Encyclopedia > Modus ponens

  Article Content

Modus ponens

Modus ponens (Latin: mode that affirms) is a valid, simple argument form:

If P, then Q.
Therefore, Q.

or in symbols:

     P → Q
     ∴ Q

The argument form has two premises. The first premise is the "if-then" or conditional claim, namely that P implies Q. The second premise is that P, the antecedent of the conditional claim, is true.
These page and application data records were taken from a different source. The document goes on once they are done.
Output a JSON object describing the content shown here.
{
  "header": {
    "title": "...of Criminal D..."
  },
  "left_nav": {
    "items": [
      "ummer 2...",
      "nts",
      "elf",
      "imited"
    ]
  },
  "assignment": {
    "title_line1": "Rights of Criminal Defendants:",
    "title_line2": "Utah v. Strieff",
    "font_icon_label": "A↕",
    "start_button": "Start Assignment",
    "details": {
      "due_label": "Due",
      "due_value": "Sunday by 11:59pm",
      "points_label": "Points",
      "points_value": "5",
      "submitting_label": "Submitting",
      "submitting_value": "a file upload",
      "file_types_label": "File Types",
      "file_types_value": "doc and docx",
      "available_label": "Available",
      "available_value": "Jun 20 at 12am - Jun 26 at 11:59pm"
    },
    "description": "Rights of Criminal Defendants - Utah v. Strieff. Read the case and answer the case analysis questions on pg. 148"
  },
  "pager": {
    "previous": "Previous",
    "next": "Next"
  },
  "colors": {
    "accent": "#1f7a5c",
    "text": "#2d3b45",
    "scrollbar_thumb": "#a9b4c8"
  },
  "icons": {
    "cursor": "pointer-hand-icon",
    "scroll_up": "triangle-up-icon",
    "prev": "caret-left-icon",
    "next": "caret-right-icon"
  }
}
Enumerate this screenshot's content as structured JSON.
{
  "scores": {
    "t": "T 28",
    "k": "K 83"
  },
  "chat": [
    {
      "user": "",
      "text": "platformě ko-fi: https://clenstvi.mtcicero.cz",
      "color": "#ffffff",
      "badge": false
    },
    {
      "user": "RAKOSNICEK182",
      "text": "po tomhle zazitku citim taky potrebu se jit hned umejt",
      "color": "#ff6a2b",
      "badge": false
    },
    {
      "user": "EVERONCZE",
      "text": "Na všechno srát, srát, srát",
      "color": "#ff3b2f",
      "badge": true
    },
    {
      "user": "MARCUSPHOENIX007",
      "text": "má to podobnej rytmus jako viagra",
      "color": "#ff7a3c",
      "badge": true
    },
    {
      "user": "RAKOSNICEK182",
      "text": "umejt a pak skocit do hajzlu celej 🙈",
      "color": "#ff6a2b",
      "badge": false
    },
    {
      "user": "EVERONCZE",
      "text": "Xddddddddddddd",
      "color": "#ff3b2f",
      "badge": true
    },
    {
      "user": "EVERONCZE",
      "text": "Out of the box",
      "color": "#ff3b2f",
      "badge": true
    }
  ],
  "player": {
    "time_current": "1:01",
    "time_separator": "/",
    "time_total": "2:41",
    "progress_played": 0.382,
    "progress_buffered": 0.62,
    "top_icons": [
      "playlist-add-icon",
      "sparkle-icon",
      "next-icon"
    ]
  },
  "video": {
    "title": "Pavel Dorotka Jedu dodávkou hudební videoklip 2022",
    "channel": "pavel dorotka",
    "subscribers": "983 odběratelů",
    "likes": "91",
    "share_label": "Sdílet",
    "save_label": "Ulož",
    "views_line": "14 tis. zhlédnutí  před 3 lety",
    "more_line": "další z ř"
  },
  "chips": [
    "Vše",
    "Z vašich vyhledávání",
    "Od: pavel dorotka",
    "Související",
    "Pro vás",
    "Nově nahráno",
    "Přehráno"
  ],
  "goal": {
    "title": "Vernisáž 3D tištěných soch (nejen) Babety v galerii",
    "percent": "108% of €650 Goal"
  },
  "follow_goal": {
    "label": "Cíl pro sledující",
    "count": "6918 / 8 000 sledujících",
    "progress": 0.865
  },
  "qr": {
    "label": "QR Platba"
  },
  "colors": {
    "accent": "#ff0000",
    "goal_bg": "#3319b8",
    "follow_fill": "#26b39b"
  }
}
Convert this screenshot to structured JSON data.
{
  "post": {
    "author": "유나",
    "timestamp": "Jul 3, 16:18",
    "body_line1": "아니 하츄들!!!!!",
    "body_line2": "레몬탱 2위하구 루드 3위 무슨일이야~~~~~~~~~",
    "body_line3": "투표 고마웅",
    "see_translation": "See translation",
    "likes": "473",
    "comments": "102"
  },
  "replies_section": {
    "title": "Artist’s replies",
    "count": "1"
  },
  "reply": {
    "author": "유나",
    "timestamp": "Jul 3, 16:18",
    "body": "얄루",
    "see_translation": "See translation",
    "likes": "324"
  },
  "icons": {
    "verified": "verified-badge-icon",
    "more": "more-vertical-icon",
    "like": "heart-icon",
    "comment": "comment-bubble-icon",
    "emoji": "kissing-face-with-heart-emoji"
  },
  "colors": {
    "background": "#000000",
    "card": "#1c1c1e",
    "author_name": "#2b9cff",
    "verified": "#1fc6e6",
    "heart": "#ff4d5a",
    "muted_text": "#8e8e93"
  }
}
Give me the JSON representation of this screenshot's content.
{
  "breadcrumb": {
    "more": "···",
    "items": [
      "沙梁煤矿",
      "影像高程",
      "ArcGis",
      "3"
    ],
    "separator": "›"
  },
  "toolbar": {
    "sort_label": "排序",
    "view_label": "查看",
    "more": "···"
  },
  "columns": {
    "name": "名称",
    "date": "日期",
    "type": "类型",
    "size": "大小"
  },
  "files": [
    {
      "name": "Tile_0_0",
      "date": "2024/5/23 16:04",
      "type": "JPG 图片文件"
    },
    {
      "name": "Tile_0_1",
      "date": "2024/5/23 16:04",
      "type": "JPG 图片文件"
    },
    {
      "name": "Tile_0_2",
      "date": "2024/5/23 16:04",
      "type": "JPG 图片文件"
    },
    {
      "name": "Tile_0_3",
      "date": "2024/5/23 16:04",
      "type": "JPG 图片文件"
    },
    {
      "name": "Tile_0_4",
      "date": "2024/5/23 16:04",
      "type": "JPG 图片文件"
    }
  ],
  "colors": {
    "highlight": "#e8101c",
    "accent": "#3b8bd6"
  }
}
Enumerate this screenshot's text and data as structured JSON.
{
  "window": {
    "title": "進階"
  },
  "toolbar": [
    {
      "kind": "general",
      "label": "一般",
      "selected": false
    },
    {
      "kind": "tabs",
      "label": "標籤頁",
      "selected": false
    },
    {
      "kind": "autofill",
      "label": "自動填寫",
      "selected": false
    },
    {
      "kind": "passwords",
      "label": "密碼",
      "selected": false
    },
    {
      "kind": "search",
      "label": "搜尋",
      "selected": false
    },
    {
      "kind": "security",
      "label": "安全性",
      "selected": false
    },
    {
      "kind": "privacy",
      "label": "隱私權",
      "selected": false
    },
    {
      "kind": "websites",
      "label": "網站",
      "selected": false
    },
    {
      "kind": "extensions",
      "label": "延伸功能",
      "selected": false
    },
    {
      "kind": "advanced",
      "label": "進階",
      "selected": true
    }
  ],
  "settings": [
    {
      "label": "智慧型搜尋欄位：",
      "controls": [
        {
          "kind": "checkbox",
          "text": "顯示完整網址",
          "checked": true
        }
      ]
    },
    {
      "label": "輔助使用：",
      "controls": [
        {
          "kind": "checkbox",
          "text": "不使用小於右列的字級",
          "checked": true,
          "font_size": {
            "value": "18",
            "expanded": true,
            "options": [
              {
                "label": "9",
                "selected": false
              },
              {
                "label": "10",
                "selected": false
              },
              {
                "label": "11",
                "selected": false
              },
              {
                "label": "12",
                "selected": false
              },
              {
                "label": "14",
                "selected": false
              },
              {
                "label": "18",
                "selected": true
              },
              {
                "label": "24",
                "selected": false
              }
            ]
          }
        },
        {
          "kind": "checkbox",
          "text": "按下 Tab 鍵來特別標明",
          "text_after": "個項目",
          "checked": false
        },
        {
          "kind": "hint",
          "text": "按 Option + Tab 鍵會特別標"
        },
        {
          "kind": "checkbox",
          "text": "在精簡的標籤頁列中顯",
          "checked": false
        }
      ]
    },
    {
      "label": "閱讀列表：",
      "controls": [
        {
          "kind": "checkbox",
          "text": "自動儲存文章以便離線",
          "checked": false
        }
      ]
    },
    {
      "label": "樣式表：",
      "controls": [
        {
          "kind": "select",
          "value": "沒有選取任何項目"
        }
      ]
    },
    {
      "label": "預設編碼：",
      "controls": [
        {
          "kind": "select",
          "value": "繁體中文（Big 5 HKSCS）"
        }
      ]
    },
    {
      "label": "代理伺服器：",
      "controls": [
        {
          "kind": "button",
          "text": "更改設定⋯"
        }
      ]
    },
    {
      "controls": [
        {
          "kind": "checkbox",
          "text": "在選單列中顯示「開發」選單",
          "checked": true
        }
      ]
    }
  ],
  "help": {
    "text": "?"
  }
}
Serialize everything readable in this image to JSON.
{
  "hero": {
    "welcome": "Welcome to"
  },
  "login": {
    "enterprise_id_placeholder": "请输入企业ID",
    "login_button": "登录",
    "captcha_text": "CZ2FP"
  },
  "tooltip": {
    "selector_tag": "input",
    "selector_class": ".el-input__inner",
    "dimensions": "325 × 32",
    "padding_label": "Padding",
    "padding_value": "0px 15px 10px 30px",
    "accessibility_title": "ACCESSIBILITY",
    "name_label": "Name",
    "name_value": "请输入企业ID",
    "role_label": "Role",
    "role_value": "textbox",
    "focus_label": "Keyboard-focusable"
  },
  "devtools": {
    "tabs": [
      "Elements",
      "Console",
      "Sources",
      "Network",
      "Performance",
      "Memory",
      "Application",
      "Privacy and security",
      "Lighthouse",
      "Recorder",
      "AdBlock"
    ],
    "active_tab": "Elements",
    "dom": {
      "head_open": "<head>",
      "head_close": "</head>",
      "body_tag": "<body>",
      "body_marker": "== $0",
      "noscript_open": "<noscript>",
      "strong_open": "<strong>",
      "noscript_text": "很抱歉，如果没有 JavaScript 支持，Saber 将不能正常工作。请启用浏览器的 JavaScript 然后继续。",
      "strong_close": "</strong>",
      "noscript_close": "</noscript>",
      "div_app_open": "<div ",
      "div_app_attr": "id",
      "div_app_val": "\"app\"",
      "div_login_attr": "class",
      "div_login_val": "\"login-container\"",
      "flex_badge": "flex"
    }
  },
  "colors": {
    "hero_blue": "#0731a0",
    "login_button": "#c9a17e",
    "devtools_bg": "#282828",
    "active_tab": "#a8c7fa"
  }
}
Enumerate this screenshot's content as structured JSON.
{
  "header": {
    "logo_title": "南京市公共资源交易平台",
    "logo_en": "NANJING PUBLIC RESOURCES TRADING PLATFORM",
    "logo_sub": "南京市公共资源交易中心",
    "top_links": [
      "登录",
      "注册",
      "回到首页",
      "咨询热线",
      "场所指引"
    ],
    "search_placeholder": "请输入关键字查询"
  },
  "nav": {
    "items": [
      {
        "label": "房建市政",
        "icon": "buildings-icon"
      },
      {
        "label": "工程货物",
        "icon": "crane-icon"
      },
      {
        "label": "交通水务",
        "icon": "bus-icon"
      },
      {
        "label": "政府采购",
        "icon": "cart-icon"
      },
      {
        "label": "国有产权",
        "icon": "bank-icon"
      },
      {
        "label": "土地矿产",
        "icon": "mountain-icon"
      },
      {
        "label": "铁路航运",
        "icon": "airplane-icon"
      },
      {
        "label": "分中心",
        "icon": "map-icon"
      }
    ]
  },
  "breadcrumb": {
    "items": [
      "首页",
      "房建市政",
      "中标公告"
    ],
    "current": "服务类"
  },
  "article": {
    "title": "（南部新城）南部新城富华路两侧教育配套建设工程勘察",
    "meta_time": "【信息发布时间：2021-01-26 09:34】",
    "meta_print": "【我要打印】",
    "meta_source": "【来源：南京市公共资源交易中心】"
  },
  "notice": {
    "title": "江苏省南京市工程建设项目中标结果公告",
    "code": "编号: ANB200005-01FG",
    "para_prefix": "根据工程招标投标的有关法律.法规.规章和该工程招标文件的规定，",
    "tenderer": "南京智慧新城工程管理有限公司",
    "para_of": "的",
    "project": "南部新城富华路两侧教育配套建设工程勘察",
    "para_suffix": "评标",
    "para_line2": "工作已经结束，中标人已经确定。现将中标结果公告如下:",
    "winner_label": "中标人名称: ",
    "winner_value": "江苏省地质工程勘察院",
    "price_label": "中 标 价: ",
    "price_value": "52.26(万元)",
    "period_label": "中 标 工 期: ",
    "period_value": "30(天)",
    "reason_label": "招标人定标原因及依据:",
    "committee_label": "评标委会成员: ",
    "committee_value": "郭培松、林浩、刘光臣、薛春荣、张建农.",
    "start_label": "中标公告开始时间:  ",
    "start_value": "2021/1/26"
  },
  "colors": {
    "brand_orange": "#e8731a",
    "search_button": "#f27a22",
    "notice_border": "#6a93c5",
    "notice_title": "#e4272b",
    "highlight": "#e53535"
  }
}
From these two premises it can be logically concluded that Q, the consequent of the conditional claim, must be true as well.

Here is an example of an argument that fits the form modus ponens:

If democracy is the best system of government, then everyone should vote.
Democracy is the best system of government.
Therefore, everyone should vote.

For an amusing dialog that problematizes modus ponens, see Lewis Carroll's "What the Tortoise Said to Achilles".

See also: modus tollens, affirming the consequent, Denying the antecedent.

All Wikipedia text is available under the terms of the GNU Free Documentation License

  Search Encyclopedia

Search over one million articles, find something about almost anything!
  Featured Article
History of London

... the western world. In medieval mythology, London predated the Roman occupation of Britain as the town of Lud, but while there was prehistoric settlement along the Thames ...